TOO MUCH OR TOO LITTLE SNOW?
Having absorbed the well-known information about distances and sea levels, standing with my back to the lake and the mountains on the other side of the lake, I would turn around and quickly register and calculate the amount and areas of snow on the top of the mountains, investigating how the situation compared with last year and the month of the year. Of course, even as a small boy, I knew instinctively that there would be more snow in June than in July, and much more in June than in August.
Back in the 50’ies and 60’ies, this knowledge about too much or too little snow did not reflect an understanding of the perils of climate change, which I believe not even my well educated parents had a clue about. My interest was first of all how much water there would be in the lake [covering the whole of the sandy beach or not], and how cold the water would be [over or below 12 degrees Celcius]. This had profound consequences for my wish to swim [I hated swimming in cold water and still do], and it gave us a hunch about the fishing situation [if it was very cold the trout would tend to move towards the surface, which is nice when fishing with flies].
The weather is the source of much speculation and debate all over the world, including here in Lesjaverk. I believe I can honestly state that up here, people spend much more time talking about the weather than about politics, despite the founder and former leader of the Norwegian right-wing Progress Party [and there is nothing progressive about the party] being married to a girl from this village. Increasingly the speculation and debate includes the impact from climate change dynamics, because the reality of too little or too much snow is also about money and livelihoods.
This can be observed around 20 kilometers further up the vally, at the skiing resort called Bjorli. The place offers great alpine options, as well as different colors [indicating levels of length and steepness] of cross country slopes [the only type I indulge in]. The area has several hotels and hundreds of wooden cabins, some private and some for rent. All the investments are based on a simple assumption: snow will fall in reasonable amounts, preferably around Easter vacation in particular. This no longer seems to be as safe a bet as it used to be.
STORY 1 – JUNE 7 – 2017
living ABOVE SEA LEVEL
Decades ago, the wooden building at Lesjaverk Train Station was actually a functioning train station building, with a Station Master who would stand on the platform when the train came to a halt, waiting for the doors to be opened, and helping passengers with a firm arm when they jumped off with all their luggage.
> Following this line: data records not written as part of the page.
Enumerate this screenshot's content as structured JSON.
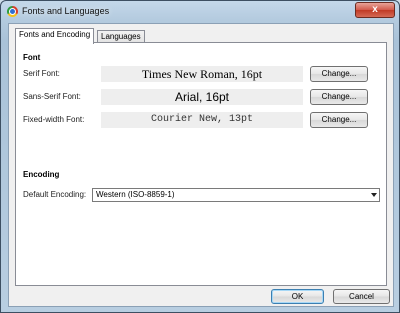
{
  "window": {
    "title": "Fonts and Languages",
    "close_symbol": "x",
    "icon": "chrome-logo-icon"
  },
  "tabs": [
    {
      "label": "Fonts and Encoding",
      "active": true
    },
    {
      "label": "Languages",
      "active": false
    }
  ],
  "font_section": {
    "heading": "Font",
    "rows": [
      {
        "label": "Serif Font:",
        "preview": "Times New Roman, 16pt",
        "button": "Change..."
      },
      {
        "label": "Sans-Serif Font:",
        "preview": "Arial, 16pt",
        "button": "Change..."
      },
      {
        "label": "Fixed-width Font:",
        "preview": "Courier New, 13pt",
        "button": "Change..."
      }
    ]
  },
  "encoding_section": {
    "heading": "Encoding",
    "label": "Default Encoding:",
    "selected": "Western (ISO-8859-1)"
  },
  "footer": {
    "ok_label": "OK",
    "cancel_label": "Cancel"
  },
  "colors": {
    "window_frame": "#b3cade",
    "panel_bg": "#ffffff",
    "preview_bg": "#eeeeee",
    "close_button": "#c03a24"
  }
}
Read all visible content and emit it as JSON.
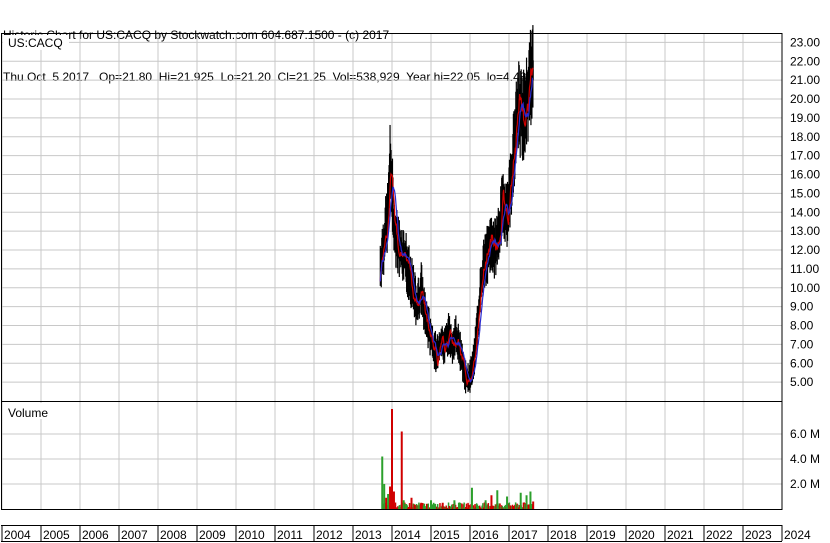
{
  "header": {
    "line1": "Historic Chart for US:CACQ by Stockwatch.com 604.687.1500 - (c) 2017",
    "line2": "Thu Oct  5 2017   Op=21.80  Hi=21.925  Lo=21.20  Cl=21.25  Vol=538,929  Year hi=22.05  lo=4.48"
  },
  "colors": {
    "background": "#ffffff",
    "grid": "#c8c8c8",
    "border": "#000000",
    "price_bar": "#000000",
    "ma_short": "#d00000",
    "ma_long": "#2a2ad0",
    "volume_up": "#2ca02c",
    "volume_down": "#d00000"
  },
  "chart_data": [
    {
      "type": "line",
      "label": "US:CACQ",
      "y_ticks": [
        "23.00",
        "22.00",
        "21.00",
        "20.00",
        "19.00",
        "18.00",
        "17.00",
        "16.00",
        "15.00",
        "14.00",
        "13.00",
        "12.00",
        "11.00",
        "10.00",
        "9.00",
        "8.00",
        "7.00",
        "6.00",
        "5.00"
      ],
      "ylim": [
        4.0,
        23.5
      ],
      "x_ticks": [
        "2004",
        "2005",
        "2006",
        "2007",
        "2008",
        "2009",
        "2010",
        "2011",
        "2012",
        "2013",
        "2014",
        "2015",
        "2016",
        "2017",
        "2018",
        "2019",
        "2020",
        "2021",
        "2022",
        "2023",
        "2024"
      ],
      "xlim": [
        2004.0,
        2024.0
      ],
      "grid": true,
      "price_points": [
        [
          2013.7,
          11.2
        ],
        [
          2013.8,
          12.5
        ],
        [
          2013.9,
          14.0
        ],
        [
          2013.95,
          16.5
        ],
        [
          2014.0,
          15.5
        ],
        [
          2014.05,
          13.0
        ],
        [
          2014.2,
          12.0
        ],
        [
          2014.35,
          11.5
        ],
        [
          2014.45,
          10.6
        ],
        [
          2014.55,
          9.8
        ],
        [
          2014.65,
          9.0
        ],
        [
          2014.75,
          10.0
        ],
        [
          2014.85,
          8.5
        ],
        [
          2014.95,
          7.8
        ],
        [
          2015.05,
          7.0
        ],
        [
          2015.15,
          6.4
        ],
        [
          2015.25,
          7.2
        ],
        [
          2015.35,
          6.9
        ],
        [
          2015.45,
          7.5
        ],
        [
          2015.55,
          7.1
        ],
        [
          2015.65,
          7.4
        ],
        [
          2015.75,
          6.6
        ],
        [
          2015.85,
          5.5
        ],
        [
          2015.95,
          5.1
        ],
        [
          2016.05,
          5.6
        ],
        [
          2016.15,
          7.0
        ],
        [
          2016.25,
          9.5
        ],
        [
          2016.35,
          11.0
        ],
        [
          2016.45,
          11.8
        ],
        [
          2016.55,
          12.5
        ],
        [
          2016.65,
          12.0
        ],
        [
          2016.75,
          13.0
        ],
        [
          2016.85,
          14.5
        ],
        [
          2016.95,
          14.0
        ],
        [
          2017.05,
          15.5
        ],
        [
          2017.15,
          18.0
        ],
        [
          2017.25,
          19.5
        ],
        [
          2017.35,
          19.0
        ],
        [
          2017.45,
          19.8
        ],
        [
          2017.55,
          21.0
        ],
        [
          2017.62,
          21.9
        ]
      ],
      "year_hi": 22.05,
      "year_lo": 4.48
    },
    {
      "type": "bar",
      "label": "Volume",
      "y_ticks": [
        "6.0 M",
        "4.0 M",
        "2.0 M"
      ],
      "ylim": [
        0,
        8000000
      ],
      "xlim": [
        2004.0,
        2024.0
      ],
      "spikes": [
        [
          2013.75,
          4200000,
          "up"
        ],
        [
          2013.8,
          2000000,
          "up"
        ],
        [
          2013.85,
          900000,
          "down"
        ],
        [
          2013.9,
          1200000,
          "up"
        ],
        [
          2013.95,
          1800000,
          "down"
        ],
        [
          2014.0,
          8000000,
          "down"
        ],
        [
          2014.05,
          1400000,
          "down"
        ],
        [
          2014.25,
          6200000,
          "down"
        ],
        [
          2014.3,
          700000,
          "up"
        ],
        [
          2014.5,
          900000,
          "down"
        ],
        [
          2014.75,
          500000,
          "down"
        ],
        [
          2015.0,
          700000,
          "up"
        ],
        [
          2015.3,
          500000,
          "down"
        ],
        [
          2015.6,
          700000,
          "up"
        ],
        [
          2016.05,
          1700000,
          "up"
        ],
        [
          2016.4,
          700000,
          "up"
        ],
        [
          2016.55,
          1100000,
          "down"
        ],
        [
          2016.7,
          1500000,
          "up"
        ],
        [
          2016.95,
          1000000,
          "up"
        ],
        [
          2017.3,
          1300000,
          "up"
        ],
        [
          2017.45,
          1100000,
          "up"
        ],
        [
          2017.55,
          1400000,
          "up"
        ],
        [
          2017.62,
          600000,
          "down"
        ]
      ]
    }
  ]
}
With his red flag in the left hand and a black whistle in his mouth, the station master was undoubtedly a person of impressive stature, at least seen through the eyes of a smal boy, whose Norwegian grandfather was the station master in a larger town further south. When the whistle sounded, the train would slowly get moving, heading further up through the vally.
As soon as I learned to read, the information on the sign on the front side of the station building was something I could remember, and something I was more than willing to brag about to friends back home, telling them that this monumentally large village called Lesjaverk was situated exactly 379.89 kilometers from the capital of Oslo, and equally precisely 77,39 kilometers from the city at the end of the vally of Gudbrandsdalen, called Åndalsnes. And most terrifying to a young boy, who was used to live about 2 meters above sea level, the sign stated that you were now standing 633.15 meters above sea level. This was higher than the highest hill in Denmark. Terryfying!
I have since those days been standing at much higher altitudes, like in La Paz, the capital of Bolivia, at 5.000 meters; or at the cliff-hanging monastary Tigers Nest in Bhutan, at more than 2.000 meters. Still, every time I come to Lesjaverk and see the sign on the train station building, now painted a different color than when I first saw it, and with the name sign renovated several times, I have a feeling that 633.15 meters above sea level is without question the most astonishing and miraculous feature of nature I have ever experienced. Of course I know that this is not the case, but this does not really matter.